→ **Brief**: Reproduce each record below in full, word for word, without images.

[Opening Data for analysis section]

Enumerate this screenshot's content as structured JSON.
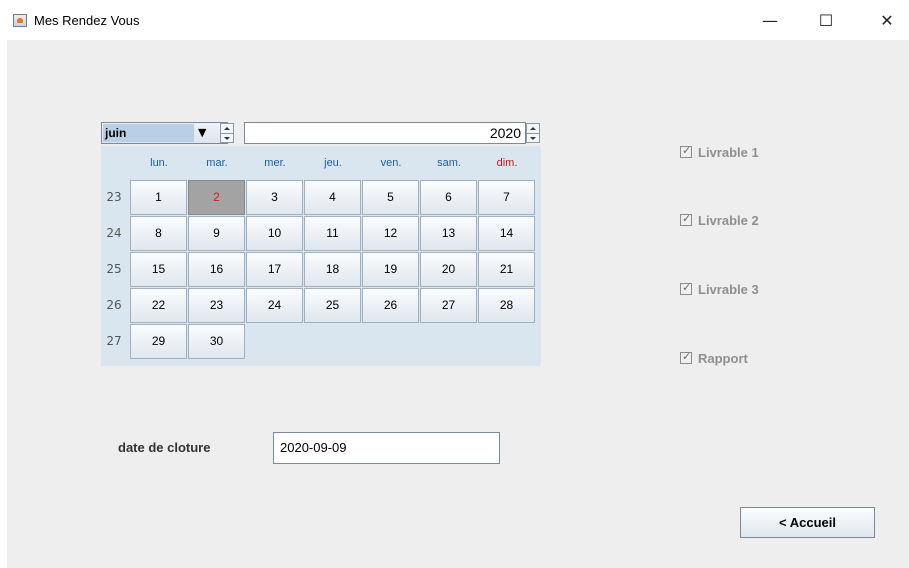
{
  "window": {
    "title": "Mes Rendez Vous",
    "minimize_glyph": "—",
    "maximize_glyph": "☐",
    "close_glyph": "✕"
  },
  "calendar": {
    "month": "juin",
    "year": "2020",
    "weekdays": [
      "lun.",
      "mar.",
      "mer.",
      "jeu.",
      "ven.",
      "sam.",
      "dim."
    ],
    "week_numbers": [
      "23",
      "24",
      "25",
      "26",
      "27"
    ],
    "weeks": [
      [
        "1",
        "2",
        "3",
        "4",
        "5",
        "6",
        "7"
      ],
      [
        "8",
        "9",
        "10",
        "11",
        "12",
        "13",
        "14"
      ],
      [
        "15",
        "16",
        "17",
        "18",
        "19",
        "20",
        "21"
      ],
      [
        "22",
        "23",
        "24",
        "25",
        "26",
        "27",
        "28"
      ],
      [
        "29",
        "30",
        "",
        "",
        "",
        "",
        ""
      ]
    ],
    "selected_day": "2",
    "colors": {
      "weekday": "#1c5fa3",
      "sunday": "#c0181a",
      "selected_bg": "#a3a3a3",
      "selected_text": "#d01a1a"
    }
  },
  "checkboxes": [
    {
      "label": "Livrable 1",
      "checked": true
    },
    {
      "label": "Livrable 2",
      "checked": true
    },
    {
      "label": "Livrable 3",
      "checked": true
    },
    {
      "label": "Rapport",
      "checked": true
    }
  ],
  "form": {
    "date_label": "date de cloture",
    "date_value": "2020-09-09"
  },
  "buttons": {
    "accueil": "< Accueil"
  }
}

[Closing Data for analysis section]

→ **Answer to the exercise**:
Enumerate this screenshot's content as structured JSON.
{
  "window": {
    "title": "Mes Rendez Vous",
    "minimize_glyph": "—",
    "maximize_glyph": "☐",
    "close_glyph": "✕"
  },
  "calendar": {
    "month": "juin",
    "year": "2020",
    "weekdays": [
      "lun.",
      "mar.",
      "mer.",
      "jeu.",
      "ven.",
      "sam.",
      "dim."
    ],
    "week_numbers": [
      "23",
      "24",
      "25",
      "26",
      "27"
    ],
    "weeks": [
      [
        "1",
        "2",
        "3",
        "4",
        "5",
        "6",
        "7"
      ],
      [
        "8",
        "9",
        "10",
        "11",
        "12",
        "13",
        "14"
      ],
      [
        "15",
        "16",
        "17",
        "18",
        "19",
        "20",
        "21"
      ],
      [
        "22",
        "23",
        "24",
        "25",
        "26",
        "27",
        "28"
      ],
      [
        "29",
        "30",
        "",
        "",
        "",
        "",
        ""
      ]
    ],
    "selected_day": "2",
    "colors": {
      "weekday": "#1c5fa3",
      "sunday": "#c0181a",
      "selected_bg": "#a3a3a3",
      "selected_text": "#d01a1a"
    }
  },
  "checkboxes": [
    {
      "label": "Livrable 1",
      "checked": true
    },
    {
      "label": "Livrable 2",
      "checked": true
    },
    {
      "label": "Livrable 3",
      "checked": true
    },
    {
      "label": "Rapport",
      "checked": true
    }
  ],
  "form": {
    "date_label": "date de cloture",
    "date_value": "2020-09-09"
  },
  "buttons": {
    "accueil": "< Accueil"
  }
}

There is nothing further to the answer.